That night Vera sleeps with Robert and wins his trust. He allows her to go shopping with Marilia the next day. Fulgencio later shows up identifying one of the missing people in the papers to be Vicente, who they once operated upon. He accuses Robert of illegally performing medical experiments on Vicente. Vera shows up just about now and to further gain the confidence of Robert lies that she has always been a woman and is in the house by her own choice. Vera notices Robert’s gun and Vicente’s picture in the paper. It appears like her wait is over.
The Skin I Live In: Ending Explained
At night, in the pretext of heading down to get some lubricant, Vera takes Robert’s gun and heads up and kills him. She then hides under the bed. As expected, Marilia shows up, and Vera shoots from under the bed. As she falls to the floor, Marilia sees Vera and says, “I knew it” as this corroborates her suspicions about Vera. Vera goes back home and talks to Cristina and proves to her that (s)he is Vicente by quoting a conversation they had in private. Vera then discloses the same to the mother, and the film ends.
The Skin I Live In: Afterthoughts on the Ending

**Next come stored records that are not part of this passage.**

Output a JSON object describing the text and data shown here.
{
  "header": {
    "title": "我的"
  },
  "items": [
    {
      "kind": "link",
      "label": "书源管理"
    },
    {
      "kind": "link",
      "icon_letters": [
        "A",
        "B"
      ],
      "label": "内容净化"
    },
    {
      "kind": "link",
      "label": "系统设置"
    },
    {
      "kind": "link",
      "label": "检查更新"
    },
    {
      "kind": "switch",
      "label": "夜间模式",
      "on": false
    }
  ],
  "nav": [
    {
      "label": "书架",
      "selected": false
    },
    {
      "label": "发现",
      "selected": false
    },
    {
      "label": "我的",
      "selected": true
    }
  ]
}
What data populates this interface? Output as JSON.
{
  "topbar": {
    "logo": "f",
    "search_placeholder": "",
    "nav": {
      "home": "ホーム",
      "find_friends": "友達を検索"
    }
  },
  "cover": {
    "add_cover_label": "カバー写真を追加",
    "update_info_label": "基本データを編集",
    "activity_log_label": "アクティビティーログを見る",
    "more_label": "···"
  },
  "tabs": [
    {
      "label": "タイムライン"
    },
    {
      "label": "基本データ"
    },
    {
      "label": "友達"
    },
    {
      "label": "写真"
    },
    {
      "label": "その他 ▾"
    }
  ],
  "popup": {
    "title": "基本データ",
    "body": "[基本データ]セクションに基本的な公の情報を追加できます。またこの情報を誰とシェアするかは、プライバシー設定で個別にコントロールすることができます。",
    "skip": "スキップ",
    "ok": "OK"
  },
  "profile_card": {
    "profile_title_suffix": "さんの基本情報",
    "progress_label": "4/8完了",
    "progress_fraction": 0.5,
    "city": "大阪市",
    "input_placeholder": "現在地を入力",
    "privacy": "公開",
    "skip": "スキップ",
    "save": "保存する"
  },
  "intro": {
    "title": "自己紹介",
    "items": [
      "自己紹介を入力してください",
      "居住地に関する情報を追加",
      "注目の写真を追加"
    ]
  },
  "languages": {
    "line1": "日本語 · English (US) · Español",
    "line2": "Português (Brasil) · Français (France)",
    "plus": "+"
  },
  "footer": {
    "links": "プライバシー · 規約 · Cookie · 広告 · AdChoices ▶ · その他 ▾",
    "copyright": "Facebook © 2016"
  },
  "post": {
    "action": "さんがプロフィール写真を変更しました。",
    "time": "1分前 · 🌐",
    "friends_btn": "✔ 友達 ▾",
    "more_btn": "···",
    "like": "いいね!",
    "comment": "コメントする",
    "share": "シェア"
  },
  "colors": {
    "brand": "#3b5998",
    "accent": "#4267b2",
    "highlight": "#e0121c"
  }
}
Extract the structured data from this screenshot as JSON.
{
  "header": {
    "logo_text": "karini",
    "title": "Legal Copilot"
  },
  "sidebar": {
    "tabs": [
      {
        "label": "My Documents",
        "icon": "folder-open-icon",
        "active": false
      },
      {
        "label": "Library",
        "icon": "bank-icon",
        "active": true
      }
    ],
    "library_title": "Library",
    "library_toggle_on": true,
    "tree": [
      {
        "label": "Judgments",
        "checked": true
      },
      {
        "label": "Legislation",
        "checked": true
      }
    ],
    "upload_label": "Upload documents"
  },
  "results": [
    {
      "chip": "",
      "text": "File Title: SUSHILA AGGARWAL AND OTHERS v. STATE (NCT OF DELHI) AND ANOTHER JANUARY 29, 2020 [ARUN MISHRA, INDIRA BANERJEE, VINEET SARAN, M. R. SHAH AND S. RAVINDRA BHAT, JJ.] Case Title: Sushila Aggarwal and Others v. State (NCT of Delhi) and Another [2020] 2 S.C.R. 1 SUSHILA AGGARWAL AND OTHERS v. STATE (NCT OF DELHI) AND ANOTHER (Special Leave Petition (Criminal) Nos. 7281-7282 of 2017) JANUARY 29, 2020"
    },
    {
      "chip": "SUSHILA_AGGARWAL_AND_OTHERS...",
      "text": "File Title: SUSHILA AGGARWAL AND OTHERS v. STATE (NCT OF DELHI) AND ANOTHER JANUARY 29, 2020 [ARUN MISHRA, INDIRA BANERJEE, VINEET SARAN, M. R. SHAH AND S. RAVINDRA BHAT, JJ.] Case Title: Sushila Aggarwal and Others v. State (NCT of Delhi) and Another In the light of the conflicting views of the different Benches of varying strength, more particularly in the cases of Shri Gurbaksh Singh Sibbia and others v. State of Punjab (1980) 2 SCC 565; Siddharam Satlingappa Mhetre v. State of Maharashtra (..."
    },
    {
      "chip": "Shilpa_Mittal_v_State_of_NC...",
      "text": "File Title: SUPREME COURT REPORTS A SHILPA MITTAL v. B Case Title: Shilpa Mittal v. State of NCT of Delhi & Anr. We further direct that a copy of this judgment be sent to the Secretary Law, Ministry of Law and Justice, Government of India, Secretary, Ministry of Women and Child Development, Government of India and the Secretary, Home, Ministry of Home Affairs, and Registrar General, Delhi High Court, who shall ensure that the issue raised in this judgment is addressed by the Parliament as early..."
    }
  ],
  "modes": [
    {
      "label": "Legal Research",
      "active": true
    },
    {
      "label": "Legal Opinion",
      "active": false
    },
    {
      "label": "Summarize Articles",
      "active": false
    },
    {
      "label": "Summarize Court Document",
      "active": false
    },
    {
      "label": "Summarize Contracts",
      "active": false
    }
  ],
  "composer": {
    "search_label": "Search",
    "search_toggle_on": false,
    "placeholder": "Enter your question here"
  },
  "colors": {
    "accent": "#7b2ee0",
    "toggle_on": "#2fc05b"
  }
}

Vicente was careless and high on drugs when he met Norma. Though he’s a flirtatious man, he didn’t intend to assault Norma. The punishment he received for this was pretty extreme. Robert planned to convert the guy who attacked his daughter into a woman and then sexually assault him eventually? And in the process of the transformation, he used Gal’s face (the face of the woman who left him for another) and fell in love with the man he was trying to punish? Hmm… well, now that Robert is dead, he probably has some time before his afterlife to ponder over his scheme and where things might have gone wrong.
I don’t know if this can be called irony, but now he’s back home with Cristina, who is gay and never wanted to be with Vicente, but he’s now the beautiful Vera, and this could be a very very messed up situation. Oh, and Fulgencio will know to tell the authorities to look for a woman with Gal’s face, so Vera hasn’t really gotten away.
What were your opinions about this incredibly eccentric film? Please do share below.
Barry is a technologist who helps start-ups build successful products. His love for movies and production has led him to write his well-received film explanation and analysis articles to help everyone appreciate the films better. He’s regularly available for a chat conversation on his website and consults on storyboarding from time to time.
Click to browse all his film articles